“It’s a learning experience for me knowing foul and time and situation but I got to play through it and find a way to make up for it,” he said.
Valanciunas was in trouble almost from the opening tip and only wound up playing just under 12 minutes the entire game.
For a half and a good chunk of the third quarter, it looked like the Raptors might just run away with this one, but, again, life in the NBA isn’t that easy.
What had been a 18-point lead got down into single digits early in the fourth quarter and remained there midway through the final period before the battle of the point guards began.
With the home crowd finding its voice as the Celtics came charging back, the Raptors put the ball in Lowry’s hands and, just as he did a night before, it looked like Lowry might bring this one home.
But just as Lowry started to turn it up, Boston’s Thomas was there to remind everyone that he too can carry a team.
Thomas scored eight consecutive points midway through the third to get the Celtics their first lead.
It went back and forth like that for a while with each point guard taking his turn until Thomas hit a three to put the Celtics ahead for the first time all night.
Hurting the Raptors’ cause in a big way was an uncharacteristic poor night from the free-throw line. The Raps converted just 14-of-25 trips to the line while the Celtics were good on 25-of-30.
Also not helping was the Raps three-point game, where the visitors hit just 12-of-36.
LOWRY MADE 'TOUGH SHOT'
BOSTON — In the end everybody was celebrating an incredible shot, but if you watch the replays of Kyle Lowry’s overtime game winner from Tuesday night, there is plenty of anxiety on the face of teammate Terrence Ross just to his left.
Ross and Terrence Jones, who is defending him, are basically on Lowry’s left hip when the shot is made.
“I was trying to get out of the way because I didn’t want to be like the guy where my man blocked his shot,” Ross said Wednesday night.
“That’s a tough shot because there are two extra guys including myself and my guy in that corner.”
Jones looks like he’s close enough to actually double-team Lowry on the shot which was Ross’ concern.
Fortunately Jones stayed focused on Ross and with Solomon Hill basically inside Lowry’s uniform, who could blame him.
Ross said the key to the shot was the pump fake.
“I think the pump fake helped him because when he got (Hill) going up and then when he’s coming down Kyle is going back up so he doesn’t see anybody really contesting him,” Ross said.

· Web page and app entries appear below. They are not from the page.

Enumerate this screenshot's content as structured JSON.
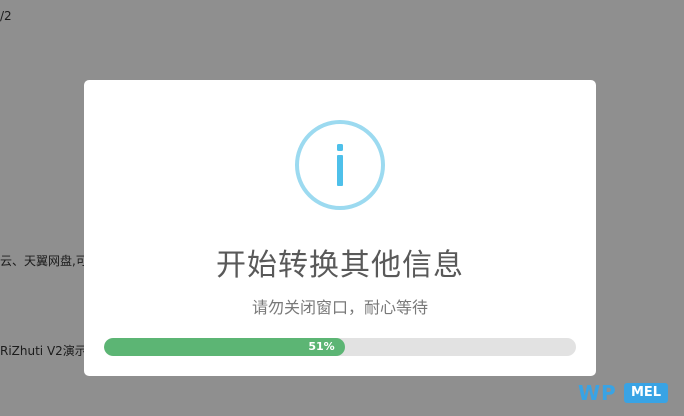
{
  "background": {
    "line1": "/2",
    "line2": "云、天翼网盘,可",
    "line3": "RiZhuti V2演示"
  },
  "modal": {
    "icon": "info-icon",
    "icon_glyph": "i",
    "title": "开始转换其他信息",
    "subtitle": "请勿关闭窗口，耐心等待",
    "progress": {
      "percent": 51,
      "label": "51%"
    },
    "colors": {
      "icon_ring": "#9cdaf0",
      "icon_glyph": "#4ec0ea",
      "progress_fill": "#5cb574",
      "progress_track": "#e2e2e2"
    }
  },
  "watermark": {
    "brand_left": "WP",
    "brand_right": "MEL",
    "color": "#39a3e4"
  }
}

The main concern for Ross was just trying to put as much distance between himself and Jones from Lowry as possible.
“I just didn’t want to mess his shot up for him,” Ross said.